(WGHP) — When Johnathan Huff was born in January 2019, Jackie, her husband, AJ, and big brother Michael could not have been more pleased.
“It felt like it completed our family because we were happy with just the four of us,” Jackie Huff said.
Johnathan was an easy child. He was laid back and sweet amd life was good.
But on Dec. 16, 2020, while at daycare, Johnathan became sick. His symptoms included a bloody nose, blood in his vomit and lethargy.
EMS, his pediatrician and his medically trained parents– Jackie is a physician assistant and AJ is a paramedic — all agreed he would be OK.
“They looked at everything and looked at the situation and assessed him and said he got a nosebleed … probably the first of many nosebleeds,” Huff said. “He swallowed the blood, and he threw up.”
But over the next few days, Johnathan’s symptoms continued, and so did the visits to the doctor. Four days after his nosebleed, Johnathan had a seizure and died, just shy of 2 years old.
“Every step of the way, we got a vague symptom,” Huff said. “A negative COVID test. Negative flu. Chest X-Ray looked good. It just didn’t make sense until the autopsy.”
The autopsy showed that Johnathan had swallowed a small button battery. His parents had no idea it had happened but later determined that it came from a remote that controlled LED lights.
Button batteries are small but can cause major damage because of the burning chemical reaction created once it mixes with saliva or other moist skin tissue.
“You get warnings about knives and poisons and electrical outlets being covered,” Huff said. “But button batteries are not on that list. It’s not included with your pediatrician or really anybody.”
During the past 20 months, Huff has turned her heartbreak into action. In May, she shared Johnathan’s story with her colleagues at the National Conference for Physician Assistants.
“We actually were able to change the bylaws of the AAPA, and now the bylaws include that button battery education will be part of all the PA schools in the country,” Huff said.

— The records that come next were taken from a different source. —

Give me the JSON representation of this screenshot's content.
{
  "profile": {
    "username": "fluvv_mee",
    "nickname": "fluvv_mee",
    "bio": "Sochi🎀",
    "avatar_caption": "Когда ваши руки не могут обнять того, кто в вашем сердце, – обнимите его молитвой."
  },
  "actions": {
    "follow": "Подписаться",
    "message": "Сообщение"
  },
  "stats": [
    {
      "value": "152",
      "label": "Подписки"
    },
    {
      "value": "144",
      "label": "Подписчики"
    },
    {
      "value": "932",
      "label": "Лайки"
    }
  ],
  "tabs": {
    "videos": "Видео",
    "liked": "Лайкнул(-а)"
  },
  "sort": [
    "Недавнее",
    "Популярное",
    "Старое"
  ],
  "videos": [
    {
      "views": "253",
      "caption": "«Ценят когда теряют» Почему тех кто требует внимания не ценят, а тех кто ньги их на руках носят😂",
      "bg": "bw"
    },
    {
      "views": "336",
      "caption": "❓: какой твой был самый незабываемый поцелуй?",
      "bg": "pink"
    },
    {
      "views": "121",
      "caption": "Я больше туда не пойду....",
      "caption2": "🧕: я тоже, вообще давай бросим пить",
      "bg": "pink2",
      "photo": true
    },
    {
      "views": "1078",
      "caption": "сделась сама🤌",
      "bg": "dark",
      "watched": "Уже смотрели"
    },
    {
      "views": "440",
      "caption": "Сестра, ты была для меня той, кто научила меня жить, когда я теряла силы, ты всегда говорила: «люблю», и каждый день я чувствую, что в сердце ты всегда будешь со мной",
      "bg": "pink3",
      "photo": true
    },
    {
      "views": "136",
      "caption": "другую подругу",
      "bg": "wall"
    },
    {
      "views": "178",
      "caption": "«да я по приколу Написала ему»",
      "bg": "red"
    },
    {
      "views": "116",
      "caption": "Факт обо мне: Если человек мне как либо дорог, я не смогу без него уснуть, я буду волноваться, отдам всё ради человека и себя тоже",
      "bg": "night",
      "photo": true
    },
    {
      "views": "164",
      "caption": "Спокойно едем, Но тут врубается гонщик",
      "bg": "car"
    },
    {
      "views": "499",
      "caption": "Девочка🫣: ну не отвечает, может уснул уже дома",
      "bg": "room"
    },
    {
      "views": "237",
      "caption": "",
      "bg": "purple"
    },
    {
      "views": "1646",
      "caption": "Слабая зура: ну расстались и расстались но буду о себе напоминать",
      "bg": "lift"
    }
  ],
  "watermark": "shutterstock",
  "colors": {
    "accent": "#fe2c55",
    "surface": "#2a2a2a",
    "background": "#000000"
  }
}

However, Huff isn’t stopping there. She advocates for button battery safety anywhere she goes, passing out flyers and information and hoping that sharing what happened to her Johnathan can prevent it from happening to another child.
Get the batteries out of your home so that it’s not a danger anymore,” she said. “Lock them up. Put them where your kids can’t reach them. Dispose of them in a safe way. It’s not worth the consequences if a child gets a hold of it.”
If you suspect your child has ingested a button battery, call 911 and go to the emergency room immediately.
Huff launched a website to continue educating parents, caregivers and medical providers about button battery injuries.